Which lines of the records contain "kind"? Collect every one of them.

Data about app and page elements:
[Start of Attachment]

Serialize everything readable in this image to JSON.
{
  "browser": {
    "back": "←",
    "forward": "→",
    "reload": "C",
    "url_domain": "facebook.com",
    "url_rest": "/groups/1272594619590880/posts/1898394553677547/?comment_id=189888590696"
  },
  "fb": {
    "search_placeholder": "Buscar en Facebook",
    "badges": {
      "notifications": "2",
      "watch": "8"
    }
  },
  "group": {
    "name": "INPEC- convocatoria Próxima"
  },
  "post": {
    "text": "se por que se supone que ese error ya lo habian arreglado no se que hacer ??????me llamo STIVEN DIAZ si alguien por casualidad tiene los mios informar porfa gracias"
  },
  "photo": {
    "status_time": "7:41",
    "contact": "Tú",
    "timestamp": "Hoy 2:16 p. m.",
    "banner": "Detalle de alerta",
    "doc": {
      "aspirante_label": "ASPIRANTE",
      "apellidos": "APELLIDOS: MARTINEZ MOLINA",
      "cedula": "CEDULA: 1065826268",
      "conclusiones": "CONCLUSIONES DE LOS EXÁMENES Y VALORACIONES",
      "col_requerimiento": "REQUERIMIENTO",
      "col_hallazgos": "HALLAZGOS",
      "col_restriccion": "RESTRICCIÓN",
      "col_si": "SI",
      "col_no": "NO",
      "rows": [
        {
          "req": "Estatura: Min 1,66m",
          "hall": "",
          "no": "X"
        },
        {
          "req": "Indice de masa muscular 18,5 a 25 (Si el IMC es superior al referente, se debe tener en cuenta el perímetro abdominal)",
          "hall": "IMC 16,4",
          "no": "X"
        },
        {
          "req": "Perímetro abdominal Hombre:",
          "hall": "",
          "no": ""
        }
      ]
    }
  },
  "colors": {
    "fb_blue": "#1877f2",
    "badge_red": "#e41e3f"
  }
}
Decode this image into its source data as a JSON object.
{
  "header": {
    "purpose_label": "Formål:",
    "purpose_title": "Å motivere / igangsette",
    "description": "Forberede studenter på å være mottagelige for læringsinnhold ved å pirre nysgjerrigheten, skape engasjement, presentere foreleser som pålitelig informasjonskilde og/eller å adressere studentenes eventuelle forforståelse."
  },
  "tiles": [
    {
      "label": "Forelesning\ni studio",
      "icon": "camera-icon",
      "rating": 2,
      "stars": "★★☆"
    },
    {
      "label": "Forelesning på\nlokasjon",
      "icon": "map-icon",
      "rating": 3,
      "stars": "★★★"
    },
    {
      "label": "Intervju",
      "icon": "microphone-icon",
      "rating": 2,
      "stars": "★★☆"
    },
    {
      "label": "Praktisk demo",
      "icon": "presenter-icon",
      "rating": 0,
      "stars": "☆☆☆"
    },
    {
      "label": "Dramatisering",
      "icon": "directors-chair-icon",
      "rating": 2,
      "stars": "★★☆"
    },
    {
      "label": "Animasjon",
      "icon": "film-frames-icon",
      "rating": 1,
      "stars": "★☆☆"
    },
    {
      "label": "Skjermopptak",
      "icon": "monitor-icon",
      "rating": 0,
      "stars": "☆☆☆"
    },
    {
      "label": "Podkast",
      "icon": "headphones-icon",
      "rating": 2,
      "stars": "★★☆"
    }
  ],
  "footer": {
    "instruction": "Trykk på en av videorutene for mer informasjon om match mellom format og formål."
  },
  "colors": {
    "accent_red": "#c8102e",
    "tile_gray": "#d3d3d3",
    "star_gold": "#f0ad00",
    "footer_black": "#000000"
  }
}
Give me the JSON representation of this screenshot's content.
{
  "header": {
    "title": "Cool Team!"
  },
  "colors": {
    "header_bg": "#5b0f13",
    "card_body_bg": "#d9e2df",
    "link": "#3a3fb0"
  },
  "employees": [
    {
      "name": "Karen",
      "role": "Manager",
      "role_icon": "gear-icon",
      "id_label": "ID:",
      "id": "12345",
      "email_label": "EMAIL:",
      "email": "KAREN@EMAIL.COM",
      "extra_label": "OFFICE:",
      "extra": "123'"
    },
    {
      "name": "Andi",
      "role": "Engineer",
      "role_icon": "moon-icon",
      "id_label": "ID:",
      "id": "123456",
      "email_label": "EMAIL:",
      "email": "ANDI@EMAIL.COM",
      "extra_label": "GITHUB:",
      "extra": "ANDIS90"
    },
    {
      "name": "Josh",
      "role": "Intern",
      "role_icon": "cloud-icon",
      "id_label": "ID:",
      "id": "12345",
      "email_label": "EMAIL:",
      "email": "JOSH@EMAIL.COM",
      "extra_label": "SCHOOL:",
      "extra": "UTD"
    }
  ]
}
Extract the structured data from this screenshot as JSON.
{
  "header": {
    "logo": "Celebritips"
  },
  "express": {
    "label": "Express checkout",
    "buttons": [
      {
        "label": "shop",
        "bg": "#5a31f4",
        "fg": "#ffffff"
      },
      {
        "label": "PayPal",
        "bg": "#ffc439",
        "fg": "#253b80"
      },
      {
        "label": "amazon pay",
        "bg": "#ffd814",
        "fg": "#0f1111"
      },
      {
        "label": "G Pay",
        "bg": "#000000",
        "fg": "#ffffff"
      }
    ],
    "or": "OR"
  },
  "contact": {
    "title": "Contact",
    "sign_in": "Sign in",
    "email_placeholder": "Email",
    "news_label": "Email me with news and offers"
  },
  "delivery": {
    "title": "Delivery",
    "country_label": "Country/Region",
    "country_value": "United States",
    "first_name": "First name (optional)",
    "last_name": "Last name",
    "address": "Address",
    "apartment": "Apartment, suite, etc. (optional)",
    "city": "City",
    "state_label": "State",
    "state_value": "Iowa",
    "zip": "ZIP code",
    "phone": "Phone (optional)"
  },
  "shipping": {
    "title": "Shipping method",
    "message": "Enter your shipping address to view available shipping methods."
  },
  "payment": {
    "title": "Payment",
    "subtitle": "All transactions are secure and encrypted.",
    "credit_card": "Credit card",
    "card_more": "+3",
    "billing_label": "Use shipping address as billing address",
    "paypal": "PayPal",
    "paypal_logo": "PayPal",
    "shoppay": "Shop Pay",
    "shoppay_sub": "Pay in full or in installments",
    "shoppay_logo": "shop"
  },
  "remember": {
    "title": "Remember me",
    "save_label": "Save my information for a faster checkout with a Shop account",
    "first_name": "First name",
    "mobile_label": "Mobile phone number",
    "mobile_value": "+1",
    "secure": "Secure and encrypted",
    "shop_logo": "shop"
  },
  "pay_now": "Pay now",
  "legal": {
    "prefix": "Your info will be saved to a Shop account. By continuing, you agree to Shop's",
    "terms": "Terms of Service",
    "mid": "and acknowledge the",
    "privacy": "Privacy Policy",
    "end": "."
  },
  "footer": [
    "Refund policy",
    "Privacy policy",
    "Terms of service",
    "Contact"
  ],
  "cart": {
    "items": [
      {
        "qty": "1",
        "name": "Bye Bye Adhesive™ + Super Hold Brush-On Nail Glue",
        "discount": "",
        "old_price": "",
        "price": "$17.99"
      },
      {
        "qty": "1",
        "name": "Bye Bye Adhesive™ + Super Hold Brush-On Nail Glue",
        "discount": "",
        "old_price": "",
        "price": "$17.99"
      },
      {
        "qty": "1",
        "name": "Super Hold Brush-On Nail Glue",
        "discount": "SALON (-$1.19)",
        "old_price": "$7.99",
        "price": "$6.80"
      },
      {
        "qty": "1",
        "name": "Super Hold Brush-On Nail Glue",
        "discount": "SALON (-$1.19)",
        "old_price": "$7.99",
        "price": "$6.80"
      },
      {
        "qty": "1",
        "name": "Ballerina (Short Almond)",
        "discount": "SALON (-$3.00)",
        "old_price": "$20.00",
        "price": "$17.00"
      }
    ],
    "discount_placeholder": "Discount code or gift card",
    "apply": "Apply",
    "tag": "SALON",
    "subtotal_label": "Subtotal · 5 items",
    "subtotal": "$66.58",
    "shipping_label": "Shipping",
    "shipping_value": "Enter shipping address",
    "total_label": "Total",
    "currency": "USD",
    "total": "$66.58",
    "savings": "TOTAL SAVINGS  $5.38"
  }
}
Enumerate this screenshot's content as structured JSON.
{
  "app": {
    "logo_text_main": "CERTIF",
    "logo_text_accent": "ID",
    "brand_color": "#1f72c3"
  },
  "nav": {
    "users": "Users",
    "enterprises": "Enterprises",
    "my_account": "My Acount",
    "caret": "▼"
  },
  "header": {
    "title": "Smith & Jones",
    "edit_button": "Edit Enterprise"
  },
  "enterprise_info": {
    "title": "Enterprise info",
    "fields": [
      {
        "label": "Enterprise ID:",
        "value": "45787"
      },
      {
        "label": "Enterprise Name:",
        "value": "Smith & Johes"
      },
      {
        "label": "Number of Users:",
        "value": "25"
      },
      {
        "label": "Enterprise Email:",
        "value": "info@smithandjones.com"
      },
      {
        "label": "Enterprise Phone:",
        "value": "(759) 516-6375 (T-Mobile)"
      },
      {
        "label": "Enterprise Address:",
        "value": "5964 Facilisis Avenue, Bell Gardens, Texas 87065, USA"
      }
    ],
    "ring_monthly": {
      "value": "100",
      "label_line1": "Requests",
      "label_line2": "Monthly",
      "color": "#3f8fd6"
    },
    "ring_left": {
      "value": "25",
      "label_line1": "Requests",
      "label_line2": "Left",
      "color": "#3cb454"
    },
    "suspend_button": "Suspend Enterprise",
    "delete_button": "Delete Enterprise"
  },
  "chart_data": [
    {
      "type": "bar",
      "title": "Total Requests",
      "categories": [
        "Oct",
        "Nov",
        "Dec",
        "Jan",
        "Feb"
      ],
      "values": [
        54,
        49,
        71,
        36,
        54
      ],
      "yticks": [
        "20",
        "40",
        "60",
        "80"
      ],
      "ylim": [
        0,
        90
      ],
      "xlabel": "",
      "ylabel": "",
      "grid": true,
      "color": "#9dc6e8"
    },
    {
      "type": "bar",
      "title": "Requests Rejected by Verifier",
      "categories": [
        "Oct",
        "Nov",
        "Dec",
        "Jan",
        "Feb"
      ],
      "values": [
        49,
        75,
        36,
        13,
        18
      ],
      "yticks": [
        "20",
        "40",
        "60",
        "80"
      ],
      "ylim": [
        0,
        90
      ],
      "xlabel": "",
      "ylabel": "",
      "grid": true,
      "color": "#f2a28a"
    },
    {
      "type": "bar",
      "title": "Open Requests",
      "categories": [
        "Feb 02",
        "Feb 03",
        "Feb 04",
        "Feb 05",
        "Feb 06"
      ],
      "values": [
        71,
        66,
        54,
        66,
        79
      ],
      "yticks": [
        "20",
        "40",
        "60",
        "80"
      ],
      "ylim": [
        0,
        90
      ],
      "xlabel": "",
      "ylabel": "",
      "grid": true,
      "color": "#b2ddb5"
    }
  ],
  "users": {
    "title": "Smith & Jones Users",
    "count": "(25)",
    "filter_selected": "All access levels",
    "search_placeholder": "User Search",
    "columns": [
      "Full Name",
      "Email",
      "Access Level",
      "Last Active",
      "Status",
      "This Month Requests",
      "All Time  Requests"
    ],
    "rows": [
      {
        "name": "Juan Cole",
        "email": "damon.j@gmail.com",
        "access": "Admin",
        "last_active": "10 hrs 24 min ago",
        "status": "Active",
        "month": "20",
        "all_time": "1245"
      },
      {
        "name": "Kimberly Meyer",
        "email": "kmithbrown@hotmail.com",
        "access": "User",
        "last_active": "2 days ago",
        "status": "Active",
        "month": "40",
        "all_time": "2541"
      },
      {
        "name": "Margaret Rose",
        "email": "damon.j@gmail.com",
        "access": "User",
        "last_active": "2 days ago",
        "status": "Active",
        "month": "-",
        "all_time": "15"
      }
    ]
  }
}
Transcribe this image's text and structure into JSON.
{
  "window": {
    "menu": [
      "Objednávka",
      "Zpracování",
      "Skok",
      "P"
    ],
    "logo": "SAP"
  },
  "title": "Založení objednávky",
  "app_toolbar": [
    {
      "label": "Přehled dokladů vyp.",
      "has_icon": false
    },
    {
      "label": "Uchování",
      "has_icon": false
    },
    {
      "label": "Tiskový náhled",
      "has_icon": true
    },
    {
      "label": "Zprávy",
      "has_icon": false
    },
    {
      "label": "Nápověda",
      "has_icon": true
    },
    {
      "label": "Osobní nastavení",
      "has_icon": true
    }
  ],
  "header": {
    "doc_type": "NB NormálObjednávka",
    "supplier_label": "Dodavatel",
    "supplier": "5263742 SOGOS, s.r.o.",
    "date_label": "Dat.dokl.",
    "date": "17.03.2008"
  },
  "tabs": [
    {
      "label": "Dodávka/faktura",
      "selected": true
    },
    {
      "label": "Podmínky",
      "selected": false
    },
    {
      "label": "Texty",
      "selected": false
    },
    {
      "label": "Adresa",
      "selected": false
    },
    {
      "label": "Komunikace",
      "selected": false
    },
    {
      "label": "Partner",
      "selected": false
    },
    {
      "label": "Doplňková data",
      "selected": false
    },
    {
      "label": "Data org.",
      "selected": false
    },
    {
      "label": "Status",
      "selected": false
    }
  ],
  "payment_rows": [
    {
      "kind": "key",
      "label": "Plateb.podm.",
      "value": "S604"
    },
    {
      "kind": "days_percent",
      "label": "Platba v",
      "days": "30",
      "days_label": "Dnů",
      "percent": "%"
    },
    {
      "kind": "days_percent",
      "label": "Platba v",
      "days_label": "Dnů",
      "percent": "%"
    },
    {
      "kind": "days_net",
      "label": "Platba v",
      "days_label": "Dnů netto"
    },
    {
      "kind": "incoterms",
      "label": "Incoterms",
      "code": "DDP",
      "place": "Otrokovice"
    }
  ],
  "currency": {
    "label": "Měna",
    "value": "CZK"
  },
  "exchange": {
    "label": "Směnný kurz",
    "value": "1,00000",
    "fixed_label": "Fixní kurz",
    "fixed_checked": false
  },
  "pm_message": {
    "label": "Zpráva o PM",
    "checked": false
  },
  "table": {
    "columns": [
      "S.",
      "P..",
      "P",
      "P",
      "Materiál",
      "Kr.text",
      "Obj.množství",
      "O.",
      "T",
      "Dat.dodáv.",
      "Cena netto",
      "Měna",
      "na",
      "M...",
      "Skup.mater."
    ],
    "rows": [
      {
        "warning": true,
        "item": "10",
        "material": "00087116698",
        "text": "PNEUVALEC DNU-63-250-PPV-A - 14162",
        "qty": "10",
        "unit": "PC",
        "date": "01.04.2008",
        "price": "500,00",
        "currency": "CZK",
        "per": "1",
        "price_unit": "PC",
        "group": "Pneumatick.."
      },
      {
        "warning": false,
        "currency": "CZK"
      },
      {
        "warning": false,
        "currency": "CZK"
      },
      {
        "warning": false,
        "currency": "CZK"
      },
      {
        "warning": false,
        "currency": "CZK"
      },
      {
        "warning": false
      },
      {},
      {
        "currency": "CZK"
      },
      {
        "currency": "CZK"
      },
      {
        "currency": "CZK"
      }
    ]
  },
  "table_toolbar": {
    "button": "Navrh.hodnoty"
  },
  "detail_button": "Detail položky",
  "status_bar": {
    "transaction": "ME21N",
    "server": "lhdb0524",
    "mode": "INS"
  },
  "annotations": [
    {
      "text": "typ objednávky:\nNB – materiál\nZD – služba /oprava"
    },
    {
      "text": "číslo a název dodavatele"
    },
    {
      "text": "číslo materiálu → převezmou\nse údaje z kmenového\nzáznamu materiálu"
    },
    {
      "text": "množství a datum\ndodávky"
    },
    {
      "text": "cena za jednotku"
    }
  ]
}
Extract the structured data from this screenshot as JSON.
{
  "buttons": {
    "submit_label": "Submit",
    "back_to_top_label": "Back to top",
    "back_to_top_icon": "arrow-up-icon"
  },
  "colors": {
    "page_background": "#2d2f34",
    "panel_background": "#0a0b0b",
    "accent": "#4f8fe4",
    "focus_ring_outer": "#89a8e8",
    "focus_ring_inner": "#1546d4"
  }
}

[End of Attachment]

* Solution to this task
      "kind": "key",
      "kind": "days_percent",
      "kind": "days_percent",
      "kind": "days_net",
      "kind": "incoterms",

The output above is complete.